Website and app data records:
# # # # # # #

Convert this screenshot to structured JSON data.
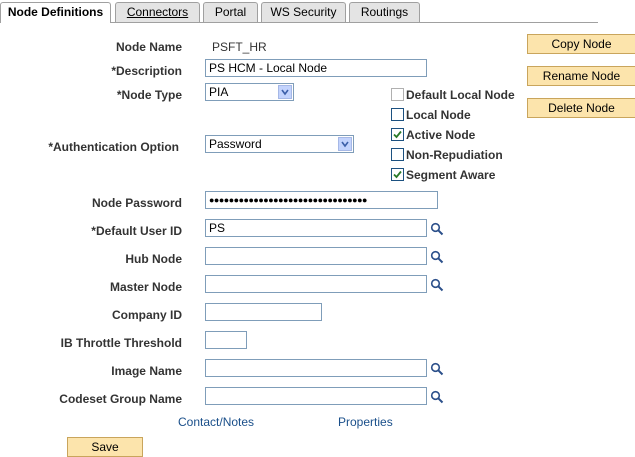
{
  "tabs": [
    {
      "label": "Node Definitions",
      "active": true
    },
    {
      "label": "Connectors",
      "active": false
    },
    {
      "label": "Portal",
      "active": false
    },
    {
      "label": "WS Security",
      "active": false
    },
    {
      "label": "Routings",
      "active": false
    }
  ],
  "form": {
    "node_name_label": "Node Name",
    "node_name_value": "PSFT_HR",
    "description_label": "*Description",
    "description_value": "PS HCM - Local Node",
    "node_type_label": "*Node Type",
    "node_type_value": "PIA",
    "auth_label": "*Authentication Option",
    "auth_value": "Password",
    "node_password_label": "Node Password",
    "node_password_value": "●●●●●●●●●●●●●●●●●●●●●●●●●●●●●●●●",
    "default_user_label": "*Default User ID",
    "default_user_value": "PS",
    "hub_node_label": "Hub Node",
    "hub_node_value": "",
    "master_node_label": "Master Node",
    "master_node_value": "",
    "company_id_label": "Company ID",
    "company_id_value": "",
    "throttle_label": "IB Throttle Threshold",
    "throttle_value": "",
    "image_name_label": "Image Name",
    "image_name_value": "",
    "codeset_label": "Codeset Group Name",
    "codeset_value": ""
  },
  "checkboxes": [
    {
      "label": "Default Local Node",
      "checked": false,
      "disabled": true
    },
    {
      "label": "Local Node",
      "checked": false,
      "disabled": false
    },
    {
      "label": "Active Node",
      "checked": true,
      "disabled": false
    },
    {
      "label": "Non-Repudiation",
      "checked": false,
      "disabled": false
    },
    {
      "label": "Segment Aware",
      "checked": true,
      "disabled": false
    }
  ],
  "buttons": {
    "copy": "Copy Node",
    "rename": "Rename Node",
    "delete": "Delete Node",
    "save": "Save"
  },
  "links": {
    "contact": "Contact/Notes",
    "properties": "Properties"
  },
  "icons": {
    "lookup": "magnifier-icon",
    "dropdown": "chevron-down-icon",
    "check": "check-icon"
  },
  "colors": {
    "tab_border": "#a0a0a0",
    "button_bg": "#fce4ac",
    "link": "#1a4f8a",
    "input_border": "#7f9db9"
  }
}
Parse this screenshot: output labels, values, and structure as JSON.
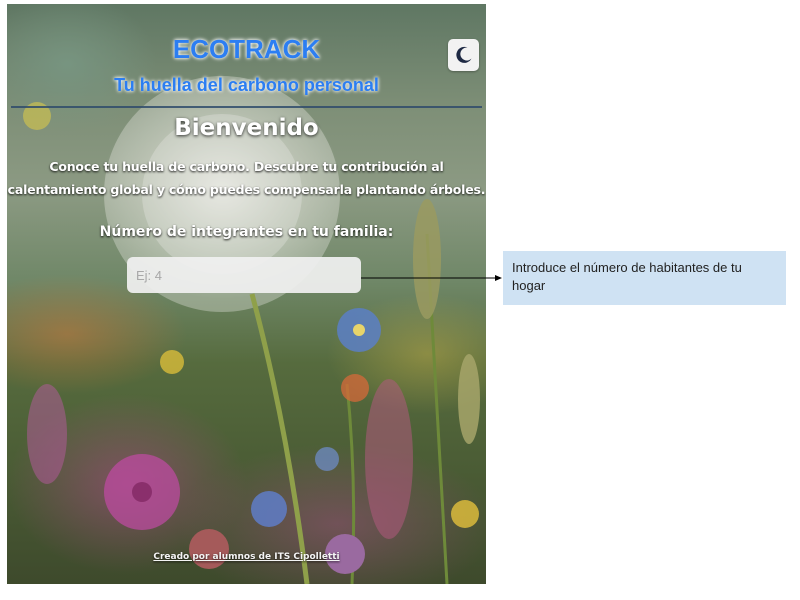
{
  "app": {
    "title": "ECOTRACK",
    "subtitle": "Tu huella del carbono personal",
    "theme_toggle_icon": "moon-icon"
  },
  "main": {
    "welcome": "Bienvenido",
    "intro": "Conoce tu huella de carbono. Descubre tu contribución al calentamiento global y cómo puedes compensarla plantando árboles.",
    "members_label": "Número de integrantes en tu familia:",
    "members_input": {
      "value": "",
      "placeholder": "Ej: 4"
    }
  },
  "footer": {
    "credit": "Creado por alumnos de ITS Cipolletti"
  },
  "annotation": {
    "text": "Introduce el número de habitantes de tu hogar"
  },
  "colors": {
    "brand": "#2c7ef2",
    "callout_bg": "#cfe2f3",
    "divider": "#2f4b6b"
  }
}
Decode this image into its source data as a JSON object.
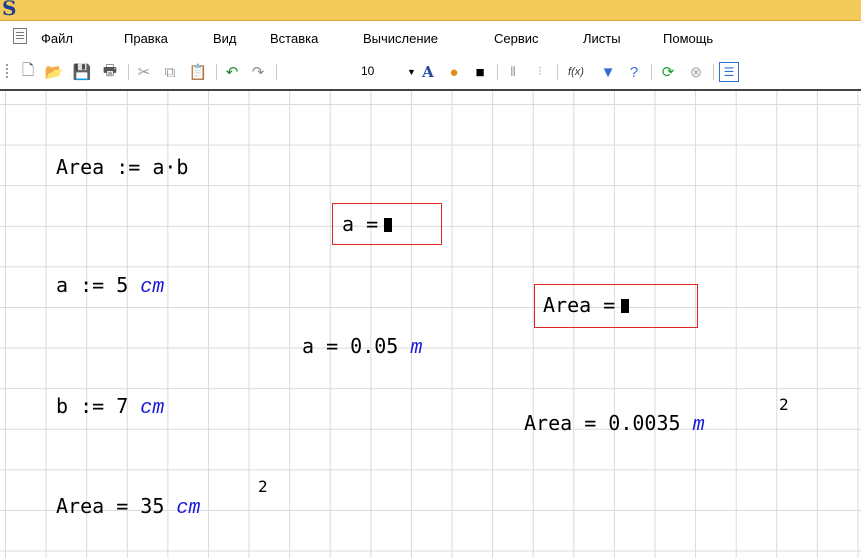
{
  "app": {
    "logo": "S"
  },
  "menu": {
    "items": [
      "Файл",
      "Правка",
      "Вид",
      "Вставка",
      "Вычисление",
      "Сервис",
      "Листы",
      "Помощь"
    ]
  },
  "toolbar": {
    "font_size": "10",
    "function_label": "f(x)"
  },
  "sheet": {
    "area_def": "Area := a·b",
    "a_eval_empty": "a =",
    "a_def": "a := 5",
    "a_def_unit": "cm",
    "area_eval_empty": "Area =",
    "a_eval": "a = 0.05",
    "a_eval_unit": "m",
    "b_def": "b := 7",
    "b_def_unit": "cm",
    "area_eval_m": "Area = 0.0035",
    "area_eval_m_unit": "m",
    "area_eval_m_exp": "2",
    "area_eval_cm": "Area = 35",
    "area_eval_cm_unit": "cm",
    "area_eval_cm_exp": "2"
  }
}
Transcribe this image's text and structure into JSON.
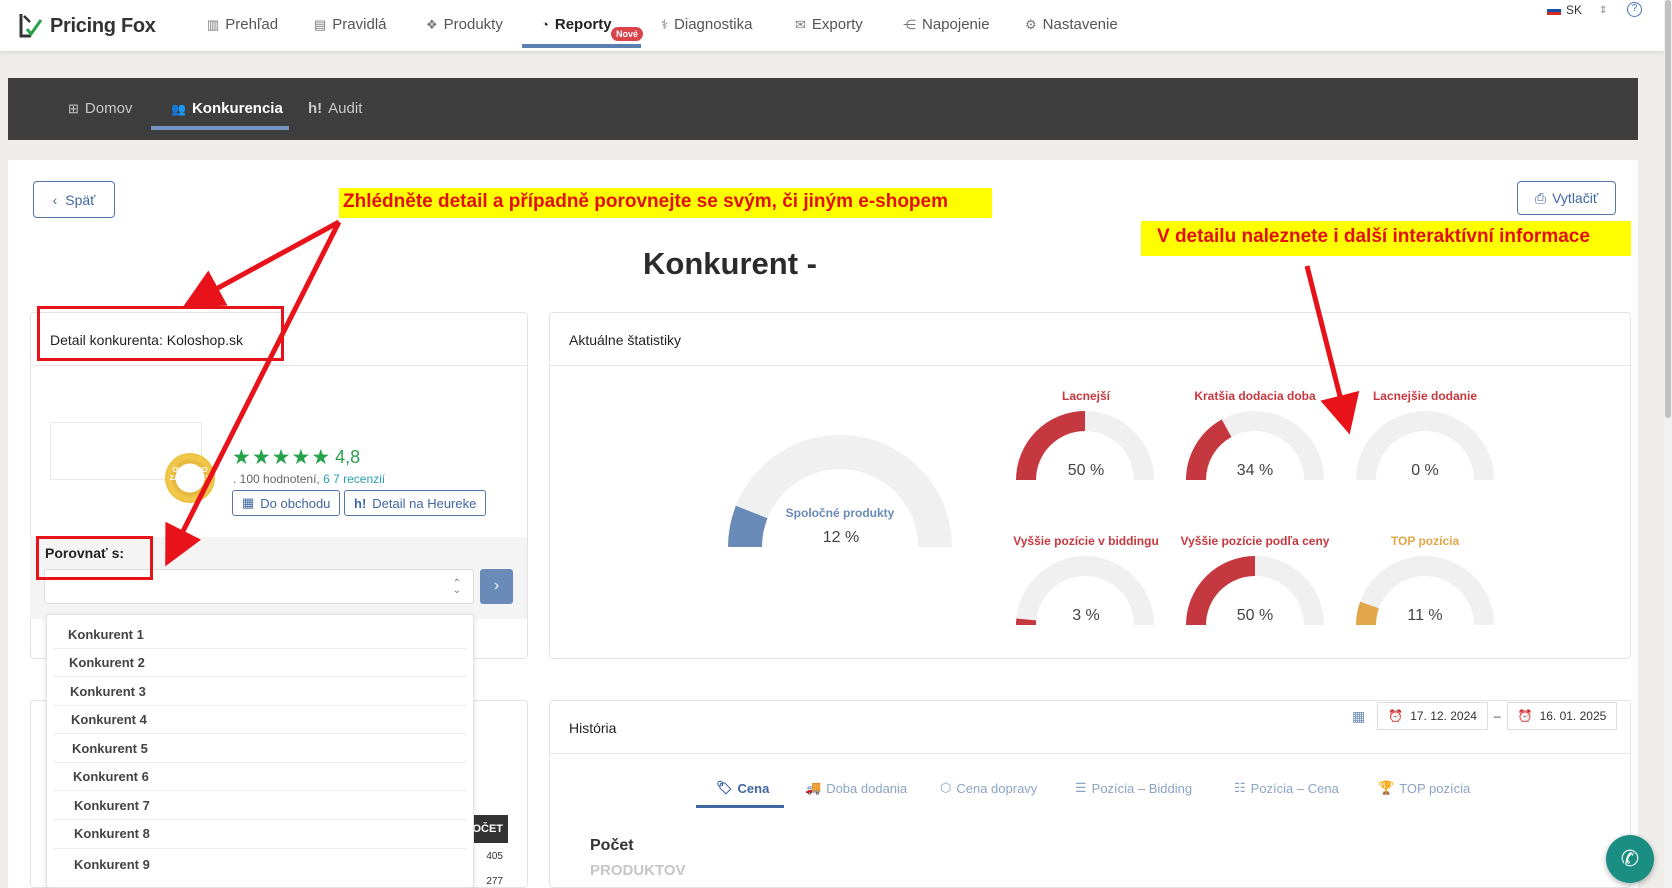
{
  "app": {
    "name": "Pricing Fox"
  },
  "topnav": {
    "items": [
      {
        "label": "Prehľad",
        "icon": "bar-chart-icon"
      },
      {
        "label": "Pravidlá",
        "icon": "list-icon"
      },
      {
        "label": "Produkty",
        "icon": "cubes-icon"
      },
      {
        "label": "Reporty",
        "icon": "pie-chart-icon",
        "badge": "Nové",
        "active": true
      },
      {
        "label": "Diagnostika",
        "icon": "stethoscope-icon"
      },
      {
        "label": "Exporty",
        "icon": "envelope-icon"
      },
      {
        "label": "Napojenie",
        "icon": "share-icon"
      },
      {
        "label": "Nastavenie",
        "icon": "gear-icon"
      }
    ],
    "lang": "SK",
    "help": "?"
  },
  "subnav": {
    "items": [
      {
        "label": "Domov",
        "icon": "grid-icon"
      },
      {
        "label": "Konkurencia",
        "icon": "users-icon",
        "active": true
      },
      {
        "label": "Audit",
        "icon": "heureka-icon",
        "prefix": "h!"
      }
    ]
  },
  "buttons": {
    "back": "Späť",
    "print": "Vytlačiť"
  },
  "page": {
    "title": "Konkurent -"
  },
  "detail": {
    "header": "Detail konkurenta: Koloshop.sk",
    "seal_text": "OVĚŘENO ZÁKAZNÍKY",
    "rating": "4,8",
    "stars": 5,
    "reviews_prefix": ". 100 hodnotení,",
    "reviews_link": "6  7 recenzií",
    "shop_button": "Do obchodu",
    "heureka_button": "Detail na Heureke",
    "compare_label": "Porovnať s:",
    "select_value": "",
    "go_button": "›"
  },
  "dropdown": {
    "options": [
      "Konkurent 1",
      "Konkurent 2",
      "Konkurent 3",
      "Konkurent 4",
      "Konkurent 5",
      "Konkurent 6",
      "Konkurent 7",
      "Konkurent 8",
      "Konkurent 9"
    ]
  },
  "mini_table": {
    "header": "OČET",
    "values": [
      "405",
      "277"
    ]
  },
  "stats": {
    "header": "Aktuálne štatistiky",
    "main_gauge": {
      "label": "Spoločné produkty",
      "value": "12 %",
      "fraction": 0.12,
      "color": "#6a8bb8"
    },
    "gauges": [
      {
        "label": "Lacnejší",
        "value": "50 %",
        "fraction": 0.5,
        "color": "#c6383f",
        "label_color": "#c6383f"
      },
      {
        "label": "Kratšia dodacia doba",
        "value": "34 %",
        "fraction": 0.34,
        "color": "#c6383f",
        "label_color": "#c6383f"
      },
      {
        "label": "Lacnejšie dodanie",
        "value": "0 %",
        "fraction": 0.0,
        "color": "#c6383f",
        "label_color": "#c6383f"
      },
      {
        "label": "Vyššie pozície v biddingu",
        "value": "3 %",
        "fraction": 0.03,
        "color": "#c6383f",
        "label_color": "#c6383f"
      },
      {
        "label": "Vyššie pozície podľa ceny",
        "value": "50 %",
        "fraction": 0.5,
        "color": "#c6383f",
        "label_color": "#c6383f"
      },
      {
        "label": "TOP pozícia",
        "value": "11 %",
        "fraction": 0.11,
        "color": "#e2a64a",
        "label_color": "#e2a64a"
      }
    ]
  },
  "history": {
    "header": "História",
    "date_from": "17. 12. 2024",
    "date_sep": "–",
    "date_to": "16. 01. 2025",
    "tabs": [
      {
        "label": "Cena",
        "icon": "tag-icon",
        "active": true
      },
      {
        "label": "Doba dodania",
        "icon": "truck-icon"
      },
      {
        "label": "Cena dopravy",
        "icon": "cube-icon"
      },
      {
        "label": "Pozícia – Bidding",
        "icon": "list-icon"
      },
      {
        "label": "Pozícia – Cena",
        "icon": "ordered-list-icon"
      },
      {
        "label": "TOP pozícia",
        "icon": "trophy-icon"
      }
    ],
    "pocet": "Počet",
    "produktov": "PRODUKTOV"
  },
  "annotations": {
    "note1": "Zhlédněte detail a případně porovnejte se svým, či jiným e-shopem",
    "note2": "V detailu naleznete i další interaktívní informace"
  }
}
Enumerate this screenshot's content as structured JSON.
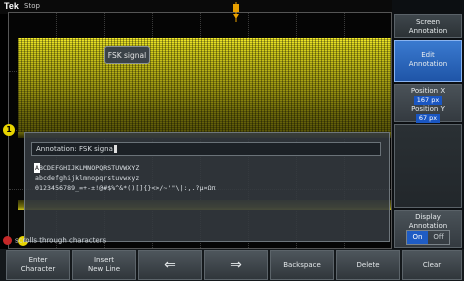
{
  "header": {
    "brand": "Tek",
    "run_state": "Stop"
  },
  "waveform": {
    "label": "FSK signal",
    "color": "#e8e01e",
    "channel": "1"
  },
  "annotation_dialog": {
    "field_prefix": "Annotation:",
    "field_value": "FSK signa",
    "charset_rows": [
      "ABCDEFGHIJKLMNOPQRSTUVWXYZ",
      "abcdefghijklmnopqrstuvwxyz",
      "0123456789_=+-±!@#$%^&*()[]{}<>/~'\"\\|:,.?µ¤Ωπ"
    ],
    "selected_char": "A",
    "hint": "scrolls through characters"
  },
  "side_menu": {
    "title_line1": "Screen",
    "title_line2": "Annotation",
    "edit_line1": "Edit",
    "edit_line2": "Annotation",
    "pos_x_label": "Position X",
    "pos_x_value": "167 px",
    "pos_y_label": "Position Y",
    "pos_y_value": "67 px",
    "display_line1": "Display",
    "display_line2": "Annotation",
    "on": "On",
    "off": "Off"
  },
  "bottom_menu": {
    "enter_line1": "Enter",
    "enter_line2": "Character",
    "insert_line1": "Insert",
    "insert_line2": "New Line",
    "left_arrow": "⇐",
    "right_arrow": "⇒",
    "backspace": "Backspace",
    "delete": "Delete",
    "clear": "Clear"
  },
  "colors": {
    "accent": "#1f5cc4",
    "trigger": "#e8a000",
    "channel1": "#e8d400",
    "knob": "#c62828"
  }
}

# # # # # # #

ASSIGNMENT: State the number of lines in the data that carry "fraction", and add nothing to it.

EXERCISE SOLUTION: 7